sudo chown root:root /etc/network/if-pre-up.d/iptables && sudo chmod +x /etc/network/if-pre-up.d/iptables && sudo chmod 755 /etc/network/if-pre-up.d/iptables

You should now be able to reboot your PI as much as you like and it will retain all your data settings! (YaY).

Its worth giving your PI a reboot now, Given all the things you have now loaded onto the PI you will need to give it a reboot to get it going properly.

Following on from my previous post (see post), concerning the unboxing of an Android based Mini GPS tracker, I’ve finally cracked how it works and what you need to do, the below is a review and how-to on my successes with the device so far;

For starters the Tracker is tiny:

Operation is relatively simple; I’m using a prepaid SIM card which you simply slot into the SIM card slot, once fully inserted the Tracker activates and a red light illuminates for about 10 seconds.

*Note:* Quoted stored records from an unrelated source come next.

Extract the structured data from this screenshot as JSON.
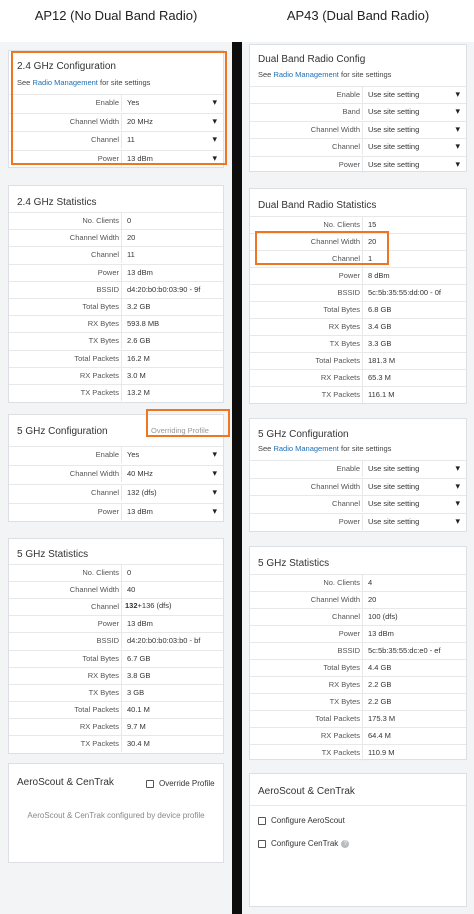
{
  "left": {
    "heading": "AP12 (No Dual Band Radio)",
    "cfg24": {
      "title": "2.4 GHz Configuration",
      "note_prefix": "See ",
      "note_link": "Radio Management",
      "note_suffix": " for site settings",
      "rows": [
        {
          "label": "Enable",
          "value": "Yes"
        },
        {
          "label": "Channel Width",
          "value": "20 MHz"
        },
        {
          "label": "Channel",
          "value": "11"
        },
        {
          "label": "Power",
          "value": "13 dBm"
        }
      ]
    },
    "stats24": {
      "title": "2.4 GHz Statistics",
      "rows": [
        {
          "label": "No. Clients",
          "value": "0"
        },
        {
          "label": "Channel Width",
          "value": "20"
        },
        {
          "label": "Channel",
          "value": "11"
        },
        {
          "label": "Power",
          "value": "13 dBm"
        },
        {
          "label": "BSSID",
          "value": "d4:20:b0:b0:03:90 - 9f"
        },
        {
          "label": "Total Bytes",
          "value": "3.2 GB"
        },
        {
          "label": "RX Bytes",
          "value": "593.8 MB"
        },
        {
          "label": "TX Bytes",
          "value": "2.6 GB"
        },
        {
          "label": "Total Packets",
          "value": "16.2 M"
        },
        {
          "label": "RX Packets",
          "value": "3.0 M"
        },
        {
          "label": "TX Packets",
          "value": "13.2 M"
        }
      ]
    },
    "cfg5": {
      "title": "5 GHz Configuration",
      "override": "Overriding Profile",
      "rows": [
        {
          "label": "Enable",
          "value": "Yes"
        },
        {
          "label": "Channel Width",
          "value": "40 MHz"
        },
        {
          "label": "Channel",
          "value": "132 (dfs)"
        },
        {
          "label": "Power",
          "value": "13 dBm"
        }
      ]
    },
    "stats5": {
      "title": "5 GHz Statistics",
      "channel_bold": "132",
      "channel_rest": "+136 (dfs)",
      "rows": [
        {
          "label": "No. Clients",
          "value": "0"
        },
        {
          "label": "Channel Width",
          "value": "40"
        },
        {
          "label": "Channel",
          "value": ""
        },
        {
          "label": "Power",
          "value": "13 dBm"
        },
        {
          "label": "BSSID",
          "value": "d4:20:b0:b0:03:b0 - bf"
        },
        {
          "label": "Total Bytes",
          "value": "6.7 GB"
        },
        {
          "label": "RX Bytes",
          "value": "3.8 GB"
        },
        {
          "label": "TX Bytes",
          "value": "3 GB"
        },
        {
          "label": "Total Packets",
          "value": "40.1 M"
        },
        {
          "label": "RX Packets",
          "value": "9.7 M"
        },
        {
          "label": "TX Packets",
          "value": "30.4 M"
        }
      ]
    },
    "aero": {
      "title": "AeroScout & CenTrak",
      "override_label": "Override Profile",
      "note": "AeroScout & CenTrak configured by device profile"
    }
  },
  "right": {
    "heading": "AP43 (Dual Band Radio)",
    "dbcfg": {
      "title": "Dual Band Radio Config",
      "note_prefix": "See ",
      "note_link": "Radio Management",
      "note_suffix": " for site settings",
      "rows": [
        {
          "label": "Enable",
          "value": "Use site setting"
        },
        {
          "label": "Band",
          "value": "Use site setting"
        },
        {
          "label": "Channel Width",
          "value": "Use site setting"
        },
        {
          "label": "Channel",
          "value": "Use site setting"
        },
        {
          "label": "Power",
          "value": "Use site setting"
        }
      ]
    },
    "dbstats": {
      "title": "Dual Band Radio Statistics",
      "rows": [
        {
          "label": "No. Clients",
          "value": "15"
        },
        {
          "label": "Channel Width",
          "value": "20"
        },
        {
          "label": "Channel",
          "value": "1"
        },
        {
          "label": "Power",
          "value": "8 dBm"
        },
        {
          "label": "BSSID",
          "value": "5c:5b:35:55:dd:00 - 0f"
        },
        {
          "label": "Total Bytes",
          "value": "6.8 GB"
        },
        {
          "label": "RX Bytes",
          "value": "3.4 GB"
        },
        {
          "label": "TX Bytes",
          "value": "3.3 GB"
        },
        {
          "label": "Total Packets",
          "value": "181.3 M"
        },
        {
          "label": "RX Packets",
          "value": "65.3 M"
        },
        {
          "label": "TX Packets",
          "value": "116.1 M"
        }
      ]
    },
    "cfg5": {
      "title": "5 GHz Configuration",
      "note_prefix": "See ",
      "note_link": "Radio Management",
      "note_suffix": " for site settings",
      "rows": [
        {
          "label": "Enable",
          "value": "Use site setting"
        },
        {
          "label": "Channel Width",
          "value": "Use site setting"
        },
        {
          "label": "Channel",
          "value": "Use site setting"
        },
        {
          "label": "Power",
          "value": "Use site setting"
        }
      ]
    },
    "stats5": {
      "title": "5 GHz Statistics",
      "rows": [
        {
          "label": "No. Clients",
          "value": "4"
        },
        {
          "label": "Channel Width",
          "value": "20"
        },
        {
          "label": "Channel",
          "value": "100 (dfs)"
        },
        {
          "label": "Power",
          "value": "13 dBm"
        },
        {
          "label": "BSSID",
          "value": "5c:5b:35:55:dc:e0 - ef"
        },
        {
          "label": "Total Bytes",
          "value": "4.4 GB"
        },
        {
          "label": "RX Bytes",
          "value": "2.2 GB"
        },
        {
          "label": "TX Bytes",
          "value": "2.2 GB"
        },
        {
          "label": "Total Packets",
          "value": "175.3 M"
        },
        {
          "label": "RX Packets",
          "value": "64.4 M"
        },
        {
          "label": "TX Packets",
          "value": "110.9 M"
        }
      ]
    },
    "aero": {
      "title": "AeroScout & CenTrak",
      "configure_aeroscout": "Configure AeroScout",
      "configure_centrak": "Configure CenTrak",
      "help_glyph": "?"
    }
  },
  "colors": {
    "highlight": "#ee7622",
    "link": "#1e6fb5",
    "divider": "#0d0d0d"
  }
}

Initially my tracker did nothing, I spent the morning trying to see if it was a SIM card fault, the number not being activated or the tracker itself. Eventually I came to the conclusion that all things network related were fine and began to lose confidence in the Tracker.

THEN: It sprung into life. Out of no-where the tracker started responding to SMS commands and if I were to ring the device it would answer and I could hear the surrounding – very interesting.

Points to note:

‘GPS’ & ‘DW’ commands appear to do the same thing, but not what I was expecting.

I was expecting a raw output of GPS Lat and Long Co-ordinates from the Tracker, something in a raw easy to use format would have been nice… but alas I was presented with this:

Not being able to read the Chinese I don’t know what it says but a quick copy and paste of the characters into Google Translate reveals ‘View image URL’ so now we know that the device is using some kind of 3rd party mechanism to present the users with a picture of a map centered around the GPS co-ordinates.

It would have been nice to have raw GPS data, particularly as the URL your forwarded too doesn’t seem to work and auto directs to another web server which isn’t currently working.  Given that this device is (hopefully) Android based their might be an option to reprogram the tracker? –don’t hold your breath.

A quick few Google searches reveal a few others are having the same issues – both with the web server as well as the lack of any kind of good quality support from the sellers. Below is a link to a seller who appears to be communicating: